[Opening RECORDS FOR THIS EXERCISE section]

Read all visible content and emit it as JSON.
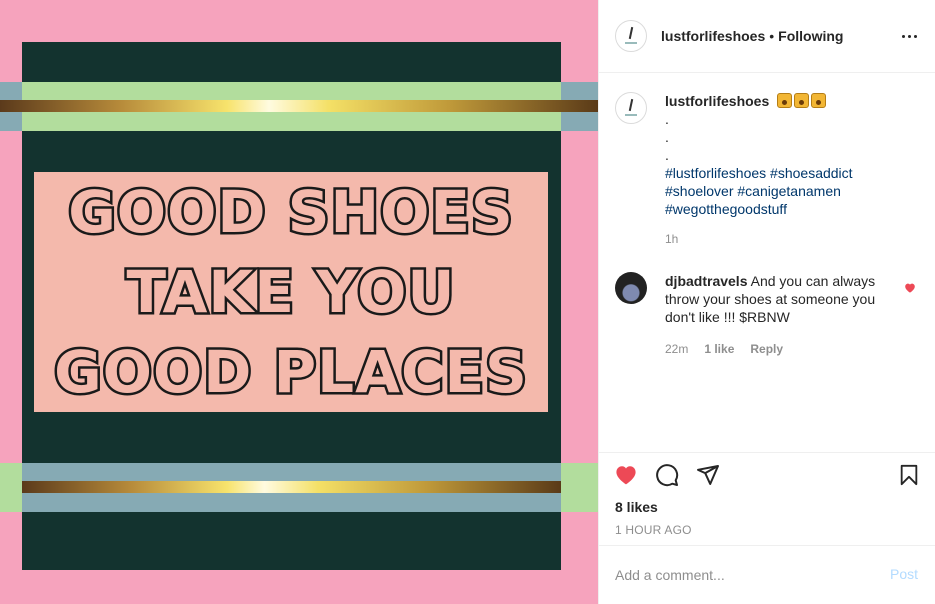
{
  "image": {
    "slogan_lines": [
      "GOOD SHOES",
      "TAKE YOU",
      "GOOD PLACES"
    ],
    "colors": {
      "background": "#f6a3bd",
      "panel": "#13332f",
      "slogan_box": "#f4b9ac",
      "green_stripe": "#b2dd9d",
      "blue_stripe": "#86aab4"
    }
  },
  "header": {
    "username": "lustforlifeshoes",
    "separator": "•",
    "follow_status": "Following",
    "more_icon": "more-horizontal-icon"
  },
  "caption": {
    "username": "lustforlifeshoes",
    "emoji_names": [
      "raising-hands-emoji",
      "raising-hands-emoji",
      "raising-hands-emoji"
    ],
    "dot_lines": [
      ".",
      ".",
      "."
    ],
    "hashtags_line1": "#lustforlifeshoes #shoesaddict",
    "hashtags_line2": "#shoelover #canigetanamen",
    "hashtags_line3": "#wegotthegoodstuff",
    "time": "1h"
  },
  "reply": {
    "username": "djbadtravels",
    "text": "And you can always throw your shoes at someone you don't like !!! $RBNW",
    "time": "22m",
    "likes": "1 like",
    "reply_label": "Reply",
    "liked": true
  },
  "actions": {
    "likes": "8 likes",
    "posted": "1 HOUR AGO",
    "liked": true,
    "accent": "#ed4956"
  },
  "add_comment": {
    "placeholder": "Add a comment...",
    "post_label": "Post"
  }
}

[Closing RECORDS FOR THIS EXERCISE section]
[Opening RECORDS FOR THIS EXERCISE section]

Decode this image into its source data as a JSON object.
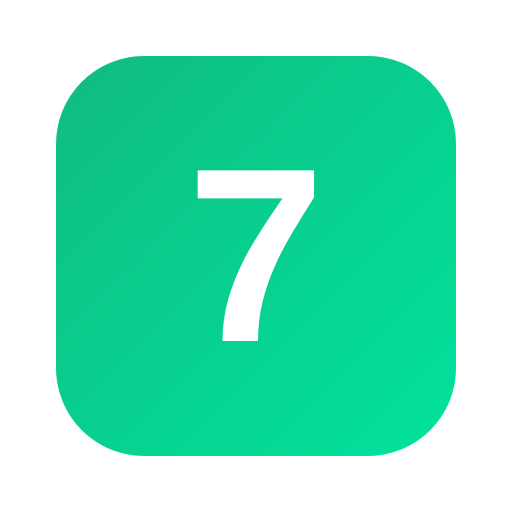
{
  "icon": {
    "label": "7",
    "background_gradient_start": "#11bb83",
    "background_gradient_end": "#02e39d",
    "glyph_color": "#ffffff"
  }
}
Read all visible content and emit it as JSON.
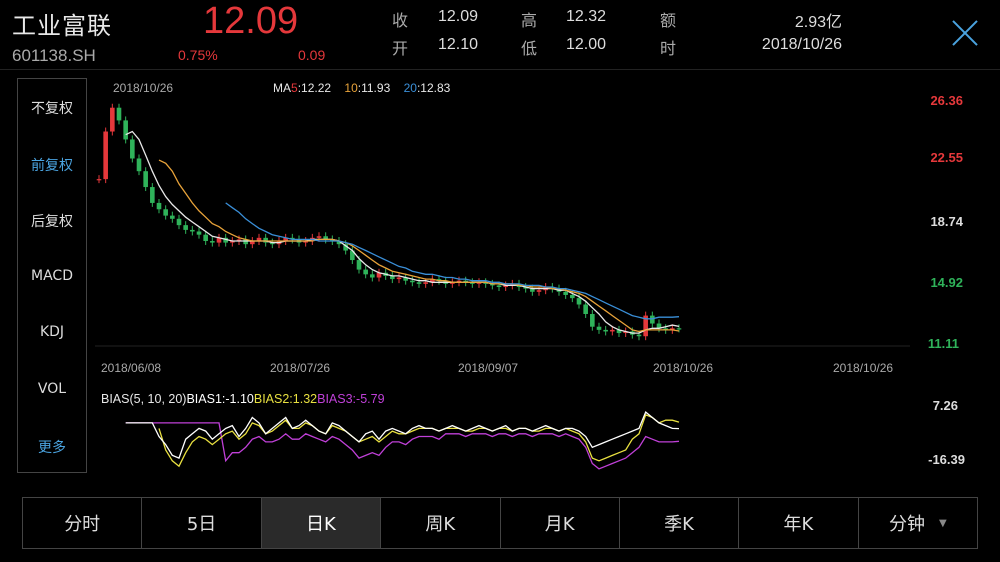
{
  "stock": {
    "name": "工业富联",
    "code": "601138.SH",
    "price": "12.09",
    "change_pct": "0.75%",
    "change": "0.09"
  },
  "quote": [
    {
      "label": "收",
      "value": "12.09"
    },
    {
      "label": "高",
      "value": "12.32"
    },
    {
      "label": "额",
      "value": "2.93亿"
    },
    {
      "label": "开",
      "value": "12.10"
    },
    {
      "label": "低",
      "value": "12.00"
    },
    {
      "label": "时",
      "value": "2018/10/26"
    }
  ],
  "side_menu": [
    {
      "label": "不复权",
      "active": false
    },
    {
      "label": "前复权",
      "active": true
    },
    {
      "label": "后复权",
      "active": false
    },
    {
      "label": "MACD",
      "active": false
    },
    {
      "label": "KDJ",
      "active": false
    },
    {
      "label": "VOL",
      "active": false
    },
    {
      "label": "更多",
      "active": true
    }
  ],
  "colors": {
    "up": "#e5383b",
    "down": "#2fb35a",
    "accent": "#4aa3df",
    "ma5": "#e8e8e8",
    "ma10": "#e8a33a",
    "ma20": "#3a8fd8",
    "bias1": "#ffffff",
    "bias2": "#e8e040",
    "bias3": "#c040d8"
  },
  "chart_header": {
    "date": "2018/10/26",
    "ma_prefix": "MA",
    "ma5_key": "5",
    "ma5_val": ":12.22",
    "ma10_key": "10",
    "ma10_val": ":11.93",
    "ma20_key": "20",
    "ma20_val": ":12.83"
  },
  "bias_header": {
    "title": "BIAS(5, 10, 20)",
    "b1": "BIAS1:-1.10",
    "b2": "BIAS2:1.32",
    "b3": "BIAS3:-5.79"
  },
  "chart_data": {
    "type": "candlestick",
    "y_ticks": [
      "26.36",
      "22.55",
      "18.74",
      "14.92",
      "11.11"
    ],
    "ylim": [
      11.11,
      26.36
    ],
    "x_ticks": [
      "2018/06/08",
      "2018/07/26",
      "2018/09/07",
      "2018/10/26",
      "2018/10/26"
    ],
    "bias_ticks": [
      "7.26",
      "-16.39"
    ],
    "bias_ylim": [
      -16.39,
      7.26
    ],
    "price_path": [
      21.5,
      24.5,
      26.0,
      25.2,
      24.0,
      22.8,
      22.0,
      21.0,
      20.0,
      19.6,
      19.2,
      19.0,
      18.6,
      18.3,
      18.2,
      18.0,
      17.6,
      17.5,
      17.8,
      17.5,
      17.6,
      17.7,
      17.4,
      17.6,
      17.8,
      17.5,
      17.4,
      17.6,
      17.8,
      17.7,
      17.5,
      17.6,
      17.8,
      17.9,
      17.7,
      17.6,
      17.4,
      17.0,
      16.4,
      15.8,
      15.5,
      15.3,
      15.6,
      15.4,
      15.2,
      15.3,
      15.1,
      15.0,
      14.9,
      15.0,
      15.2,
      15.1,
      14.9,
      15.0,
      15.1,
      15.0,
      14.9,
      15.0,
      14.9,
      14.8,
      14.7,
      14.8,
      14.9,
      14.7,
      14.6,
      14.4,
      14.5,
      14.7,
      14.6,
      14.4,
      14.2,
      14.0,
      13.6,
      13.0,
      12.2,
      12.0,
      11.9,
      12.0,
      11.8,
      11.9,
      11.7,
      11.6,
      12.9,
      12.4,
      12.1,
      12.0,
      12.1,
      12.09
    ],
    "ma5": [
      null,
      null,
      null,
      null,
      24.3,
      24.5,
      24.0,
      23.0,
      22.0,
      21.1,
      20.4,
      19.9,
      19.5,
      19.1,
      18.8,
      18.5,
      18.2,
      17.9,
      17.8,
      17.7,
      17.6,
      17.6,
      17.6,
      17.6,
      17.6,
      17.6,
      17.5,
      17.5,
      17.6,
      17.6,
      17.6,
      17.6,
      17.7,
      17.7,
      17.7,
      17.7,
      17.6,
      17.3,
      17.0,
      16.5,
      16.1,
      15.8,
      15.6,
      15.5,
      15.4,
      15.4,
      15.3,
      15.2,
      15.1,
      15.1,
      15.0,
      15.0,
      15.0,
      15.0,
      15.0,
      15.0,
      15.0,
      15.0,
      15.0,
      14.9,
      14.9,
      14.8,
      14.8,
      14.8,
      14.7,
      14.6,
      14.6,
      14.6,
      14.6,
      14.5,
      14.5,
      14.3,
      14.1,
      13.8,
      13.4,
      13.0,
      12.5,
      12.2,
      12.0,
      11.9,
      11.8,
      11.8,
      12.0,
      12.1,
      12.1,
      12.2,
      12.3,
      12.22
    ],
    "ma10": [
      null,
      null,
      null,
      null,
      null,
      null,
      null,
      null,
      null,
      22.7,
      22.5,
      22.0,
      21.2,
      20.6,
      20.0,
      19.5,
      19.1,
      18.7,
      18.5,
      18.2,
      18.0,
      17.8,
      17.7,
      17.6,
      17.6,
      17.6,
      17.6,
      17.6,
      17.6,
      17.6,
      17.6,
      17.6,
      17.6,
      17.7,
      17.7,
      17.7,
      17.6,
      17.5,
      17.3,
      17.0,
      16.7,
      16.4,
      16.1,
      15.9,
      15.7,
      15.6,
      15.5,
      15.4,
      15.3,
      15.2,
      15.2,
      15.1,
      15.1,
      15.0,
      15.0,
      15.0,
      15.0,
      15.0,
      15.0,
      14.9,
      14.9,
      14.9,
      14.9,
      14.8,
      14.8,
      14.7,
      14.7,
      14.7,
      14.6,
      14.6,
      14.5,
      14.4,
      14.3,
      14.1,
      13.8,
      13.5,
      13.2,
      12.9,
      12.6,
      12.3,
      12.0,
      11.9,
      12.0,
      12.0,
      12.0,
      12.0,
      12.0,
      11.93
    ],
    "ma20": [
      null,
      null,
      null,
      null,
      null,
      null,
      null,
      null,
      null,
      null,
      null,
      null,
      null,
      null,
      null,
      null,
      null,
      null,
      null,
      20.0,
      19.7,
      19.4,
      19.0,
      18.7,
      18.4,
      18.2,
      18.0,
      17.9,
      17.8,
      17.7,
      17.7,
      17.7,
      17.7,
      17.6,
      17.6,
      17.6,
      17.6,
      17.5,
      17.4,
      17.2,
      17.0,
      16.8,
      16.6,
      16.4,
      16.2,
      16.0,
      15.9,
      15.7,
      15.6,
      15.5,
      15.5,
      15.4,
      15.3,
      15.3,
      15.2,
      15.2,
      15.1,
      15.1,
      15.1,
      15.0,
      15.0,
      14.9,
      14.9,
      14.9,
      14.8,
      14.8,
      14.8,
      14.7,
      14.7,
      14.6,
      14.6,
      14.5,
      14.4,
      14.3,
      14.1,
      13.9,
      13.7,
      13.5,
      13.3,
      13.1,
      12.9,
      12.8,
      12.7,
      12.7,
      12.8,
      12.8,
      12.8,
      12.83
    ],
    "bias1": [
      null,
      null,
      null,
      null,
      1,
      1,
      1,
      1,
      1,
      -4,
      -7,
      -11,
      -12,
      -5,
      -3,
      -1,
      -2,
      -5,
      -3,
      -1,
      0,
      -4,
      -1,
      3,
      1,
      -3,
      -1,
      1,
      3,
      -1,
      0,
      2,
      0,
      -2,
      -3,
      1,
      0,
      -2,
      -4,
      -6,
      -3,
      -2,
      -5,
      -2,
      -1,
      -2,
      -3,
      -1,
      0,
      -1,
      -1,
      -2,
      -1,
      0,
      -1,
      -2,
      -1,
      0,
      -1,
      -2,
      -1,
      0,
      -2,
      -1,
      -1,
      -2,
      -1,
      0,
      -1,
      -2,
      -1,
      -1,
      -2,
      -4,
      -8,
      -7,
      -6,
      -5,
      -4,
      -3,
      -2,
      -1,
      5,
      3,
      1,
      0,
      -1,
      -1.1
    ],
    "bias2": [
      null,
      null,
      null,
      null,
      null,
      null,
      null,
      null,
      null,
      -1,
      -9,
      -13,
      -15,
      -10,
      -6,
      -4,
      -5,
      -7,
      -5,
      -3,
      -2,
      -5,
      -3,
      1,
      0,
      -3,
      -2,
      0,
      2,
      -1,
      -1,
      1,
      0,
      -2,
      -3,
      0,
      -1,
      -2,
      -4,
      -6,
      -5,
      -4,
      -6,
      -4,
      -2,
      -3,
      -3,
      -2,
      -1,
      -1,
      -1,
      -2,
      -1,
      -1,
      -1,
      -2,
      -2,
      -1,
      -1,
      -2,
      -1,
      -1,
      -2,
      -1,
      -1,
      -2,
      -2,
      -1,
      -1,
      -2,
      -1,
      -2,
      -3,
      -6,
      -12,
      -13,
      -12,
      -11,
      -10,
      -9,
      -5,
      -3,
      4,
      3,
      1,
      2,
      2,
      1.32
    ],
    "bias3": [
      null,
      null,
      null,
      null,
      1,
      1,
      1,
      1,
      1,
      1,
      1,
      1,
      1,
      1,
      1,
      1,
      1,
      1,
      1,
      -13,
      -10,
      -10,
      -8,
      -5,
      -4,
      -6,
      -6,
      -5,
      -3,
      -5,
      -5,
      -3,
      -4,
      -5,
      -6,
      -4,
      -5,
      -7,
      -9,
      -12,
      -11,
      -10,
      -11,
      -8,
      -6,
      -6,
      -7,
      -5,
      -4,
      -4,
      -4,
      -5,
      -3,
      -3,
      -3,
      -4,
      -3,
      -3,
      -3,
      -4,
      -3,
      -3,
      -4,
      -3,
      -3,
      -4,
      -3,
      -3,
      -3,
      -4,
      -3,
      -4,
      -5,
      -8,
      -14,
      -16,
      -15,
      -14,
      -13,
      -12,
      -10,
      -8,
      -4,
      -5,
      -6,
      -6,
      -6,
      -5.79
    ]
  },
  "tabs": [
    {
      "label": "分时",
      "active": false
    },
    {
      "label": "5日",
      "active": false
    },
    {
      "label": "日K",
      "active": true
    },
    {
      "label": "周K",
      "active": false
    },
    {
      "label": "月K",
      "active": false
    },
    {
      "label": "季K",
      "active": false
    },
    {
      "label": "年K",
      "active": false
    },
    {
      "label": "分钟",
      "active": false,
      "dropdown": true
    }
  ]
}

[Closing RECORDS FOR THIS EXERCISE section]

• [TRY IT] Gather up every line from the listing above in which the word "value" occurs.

• [RESPONSE AREA]
      "value": "12.09"
      "value": "12.32"
      "value": "2.93亿"
      "value": "12.10"
      "value": "12.00"
      "value": "2018/10/26"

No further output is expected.